::: Data for the task :::

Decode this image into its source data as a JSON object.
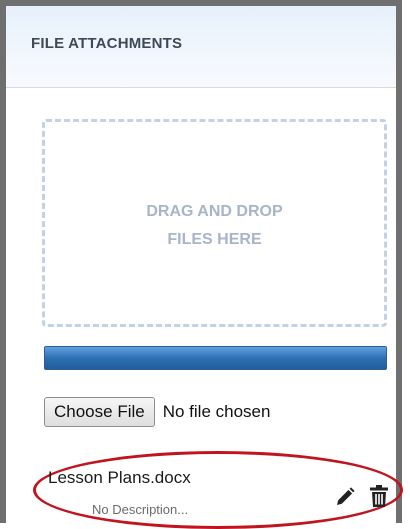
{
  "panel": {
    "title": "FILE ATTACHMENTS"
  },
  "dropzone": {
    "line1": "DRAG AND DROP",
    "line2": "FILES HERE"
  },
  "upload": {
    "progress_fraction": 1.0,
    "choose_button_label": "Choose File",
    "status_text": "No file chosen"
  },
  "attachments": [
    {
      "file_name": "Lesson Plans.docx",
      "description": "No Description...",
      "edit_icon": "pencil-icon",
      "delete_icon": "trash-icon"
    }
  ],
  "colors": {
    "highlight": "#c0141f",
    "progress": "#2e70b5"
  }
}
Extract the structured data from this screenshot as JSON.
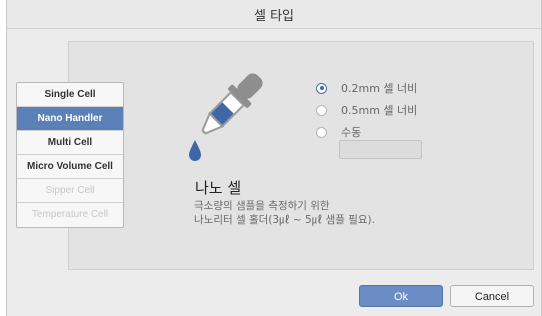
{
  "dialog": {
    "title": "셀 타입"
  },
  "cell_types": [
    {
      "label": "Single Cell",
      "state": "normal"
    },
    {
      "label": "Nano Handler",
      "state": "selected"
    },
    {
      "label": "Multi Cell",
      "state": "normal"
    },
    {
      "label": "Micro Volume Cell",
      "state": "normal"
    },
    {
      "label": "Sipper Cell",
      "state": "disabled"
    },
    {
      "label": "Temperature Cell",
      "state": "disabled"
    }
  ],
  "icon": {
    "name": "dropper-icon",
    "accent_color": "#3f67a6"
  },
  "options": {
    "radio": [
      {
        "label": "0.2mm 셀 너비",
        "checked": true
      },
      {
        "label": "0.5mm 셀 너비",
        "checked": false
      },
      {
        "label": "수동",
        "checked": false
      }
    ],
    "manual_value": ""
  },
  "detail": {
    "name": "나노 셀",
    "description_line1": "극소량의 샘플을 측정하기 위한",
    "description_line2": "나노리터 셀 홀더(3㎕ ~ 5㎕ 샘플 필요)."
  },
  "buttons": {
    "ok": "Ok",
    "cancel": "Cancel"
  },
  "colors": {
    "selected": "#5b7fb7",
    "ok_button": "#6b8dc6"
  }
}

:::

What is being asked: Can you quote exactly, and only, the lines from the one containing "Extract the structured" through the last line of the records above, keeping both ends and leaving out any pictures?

Written response:
Extract the structured data from this screenshot as JSON.
{
  "dialog": {
    "title": "셀 타입"
  },
  "cell_types": [
    {
      "label": "Single Cell",
      "state": "normal"
    },
    {
      "label": "Nano Handler",
      "state": "selected"
    },
    {
      "label": "Multi Cell",
      "state": "normal"
    },
    {
      "label": "Micro Volume Cell",
      "state": "normal"
    },
    {
      "label": "Sipper Cell",
      "state": "disabled"
    },
    {
      "label": "Temperature Cell",
      "state": "disabled"
    }
  ],
  "icon": {
    "name": "dropper-icon",
    "accent_color": "#3f67a6"
  },
  "options": {
    "radio": [
      {
        "label": "0.2mm 셀 너비",
        "checked": true
      },
      {
        "label": "0.5mm 셀 너비",
        "checked": false
      },
      {
        "label": "수동",
        "checked": false
      }
    ],
    "manual_value": ""
  },
  "detail": {
    "name": "나노 셀",
    "description_line1": "극소량의 샘플을 측정하기 위한",
    "description_line2": "나노리터 셀 홀더(3㎕ ~ 5㎕ 샘플 필요)."
  },
  "buttons": {
    "ok": "Ok",
    "cancel": "Cancel"
  },
  "colors": {
    "selected": "#5b7fb7",
    "ok_button": "#6b8dc6"
  }
}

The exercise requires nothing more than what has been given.